Task objective> Copy out the data word for word. The images are not part of the copy.

Records for this task>

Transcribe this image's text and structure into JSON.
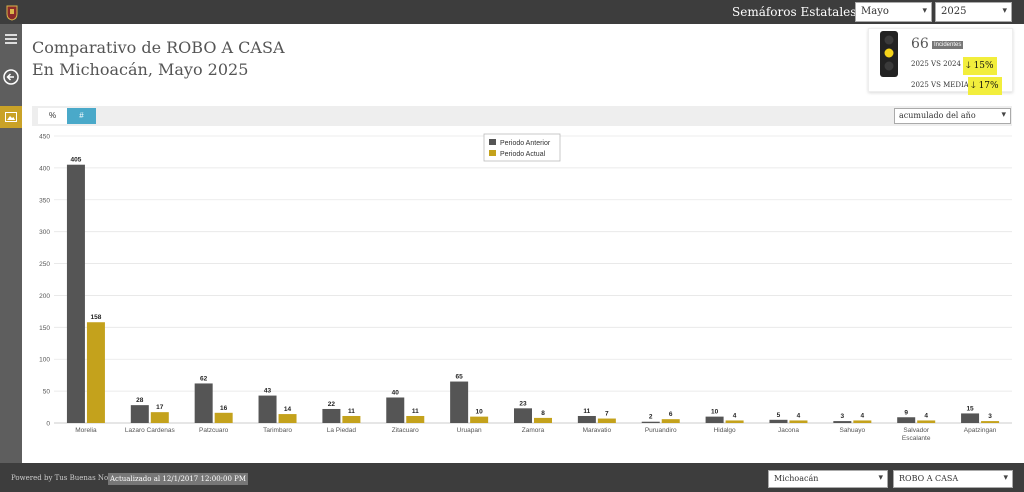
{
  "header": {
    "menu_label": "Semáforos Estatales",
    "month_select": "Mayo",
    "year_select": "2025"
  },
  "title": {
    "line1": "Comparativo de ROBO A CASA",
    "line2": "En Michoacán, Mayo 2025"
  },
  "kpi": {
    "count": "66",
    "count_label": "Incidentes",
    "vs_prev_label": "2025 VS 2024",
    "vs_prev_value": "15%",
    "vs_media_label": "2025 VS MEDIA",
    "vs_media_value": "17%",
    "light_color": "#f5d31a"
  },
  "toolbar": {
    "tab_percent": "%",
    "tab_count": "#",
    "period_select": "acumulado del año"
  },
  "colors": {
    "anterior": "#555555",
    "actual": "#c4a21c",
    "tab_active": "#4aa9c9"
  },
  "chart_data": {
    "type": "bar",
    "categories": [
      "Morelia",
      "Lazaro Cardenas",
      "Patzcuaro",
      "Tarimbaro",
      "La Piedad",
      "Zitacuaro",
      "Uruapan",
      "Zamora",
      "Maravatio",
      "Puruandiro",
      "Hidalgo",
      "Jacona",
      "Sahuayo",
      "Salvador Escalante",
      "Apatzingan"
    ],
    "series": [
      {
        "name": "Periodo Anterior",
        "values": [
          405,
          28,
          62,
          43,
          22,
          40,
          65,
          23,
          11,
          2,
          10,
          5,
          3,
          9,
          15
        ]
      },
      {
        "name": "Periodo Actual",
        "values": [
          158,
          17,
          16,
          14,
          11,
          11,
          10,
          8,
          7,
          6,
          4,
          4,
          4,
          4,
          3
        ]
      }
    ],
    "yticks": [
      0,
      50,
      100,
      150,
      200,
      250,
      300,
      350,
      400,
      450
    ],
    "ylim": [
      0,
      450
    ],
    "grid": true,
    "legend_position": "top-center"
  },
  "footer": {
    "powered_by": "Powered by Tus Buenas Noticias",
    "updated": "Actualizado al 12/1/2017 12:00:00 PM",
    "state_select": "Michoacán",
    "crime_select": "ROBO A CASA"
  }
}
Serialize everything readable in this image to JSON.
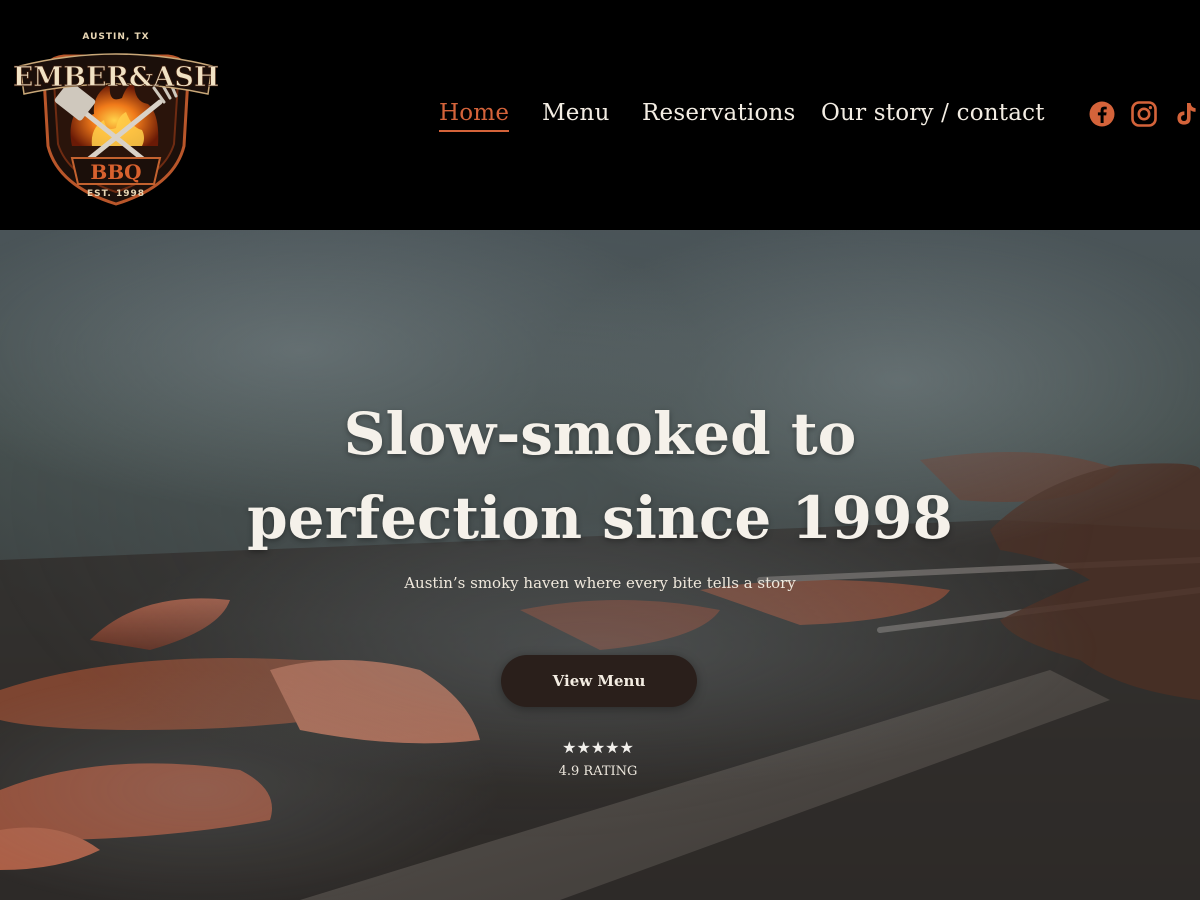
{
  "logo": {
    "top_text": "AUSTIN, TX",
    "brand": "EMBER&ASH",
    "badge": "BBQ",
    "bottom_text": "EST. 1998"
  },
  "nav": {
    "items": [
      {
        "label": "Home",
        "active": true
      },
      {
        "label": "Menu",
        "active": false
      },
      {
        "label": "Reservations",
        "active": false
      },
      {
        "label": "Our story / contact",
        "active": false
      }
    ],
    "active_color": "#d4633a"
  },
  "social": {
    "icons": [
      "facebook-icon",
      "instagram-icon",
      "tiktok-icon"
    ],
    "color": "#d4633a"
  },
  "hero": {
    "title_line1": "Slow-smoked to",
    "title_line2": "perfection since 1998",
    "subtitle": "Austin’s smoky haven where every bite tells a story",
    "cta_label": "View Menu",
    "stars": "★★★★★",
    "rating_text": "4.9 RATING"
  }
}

Solution to this exercise>
Transcribe this image's text and structure into JSON.
{
  "header": {
    "menu_label": "Semáforos Estatales",
    "month_select": "Mayo",
    "year_select": "2025"
  },
  "title": {
    "line1": "Comparativo de ROBO A CASA",
    "line2": "En Michoacán, Mayo 2025"
  },
  "kpi": {
    "count": "66",
    "count_label": "Incidentes",
    "vs_prev_label": "2025 VS 2024",
    "vs_prev_value": "15%",
    "vs_media_label": "2025 VS MEDIA",
    "vs_media_value": "17%",
    "light_color": "#f5d31a"
  },
  "toolbar": {
    "tab_percent": "%",
    "tab_count": "#",
    "period_select": "acumulado del año"
  },
  "colors": {
    "anterior": "#555555",
    "actual": "#c4a21c",
    "tab_active": "#4aa9c9"
  },
  "chart_data": {
    "type": "bar",
    "categories": [
      "Morelia",
      "Lazaro Cardenas",
      "Patzcuaro",
      "Tarimbaro",
      "La Piedad",
      "Zitacuaro",
      "Uruapan",
      "Zamora",
      "Maravatio",
      "Puruandiro",
      "Hidalgo",
      "Jacona",
      "Sahuayo",
      "Salvador Escalante",
      "Apatzingan"
    ],
    "series": [
      {
        "name": "Periodo Anterior",
        "values": [
          405,
          28,
          62,
          43,
          22,
          40,
          65,
          23,
          11,
          2,
          10,
          5,
          3,
          9,
          15
        ]
      },
      {
        "name": "Periodo Actual",
        "values": [
          158,
          17,
          16,
          14,
          11,
          11,
          10,
          8,
          7,
          6,
          4,
          4,
          4,
          4,
          3
        ]
      }
    ],
    "yticks": [
      0,
      50,
      100,
      150,
      200,
      250,
      300,
      350,
      400,
      450
    ],
    "ylim": [
      0,
      450
    ],
    "grid": true,
    "legend_position": "top-center"
  },
  "footer": {
    "powered_by": "Powered by Tus Buenas Noticias",
    "updated": "Actualizado al 12/1/2017 12:00:00 PM",
    "state_select": "Michoacán",
    "crime_select": "ROBO A CASA"
  }
}
Serialize everything readable in this image to JSON.
{
  "logo": {
    "top_text": "AUSTIN, TX",
    "brand": "EMBER&ASH",
    "badge": "BBQ",
    "bottom_text": "EST. 1998"
  },
  "nav": {
    "items": [
      {
        "label": "Home",
        "active": true
      },
      {
        "label": "Menu",
        "active": false
      },
      {
        "label": "Reservations",
        "active": false
      },
      {
        "label": "Our story / contact",
        "active": false
      }
    ],
    "active_color": "#d4633a"
  },
  "social": {
    "icons": [
      "facebook-icon",
      "instagram-icon",
      "tiktok-icon"
    ],
    "color": "#d4633a"
  },
  "hero": {
    "title_line1": "Slow-smoked to",
    "title_line2": "perfection since 1998",
    "subtitle": "Austin’s smoky haven where every bite tells a story",
    "cta_label": "View Menu",
    "stars": "★★★★★",
    "rating_text": "4.9 RATING"
  }
}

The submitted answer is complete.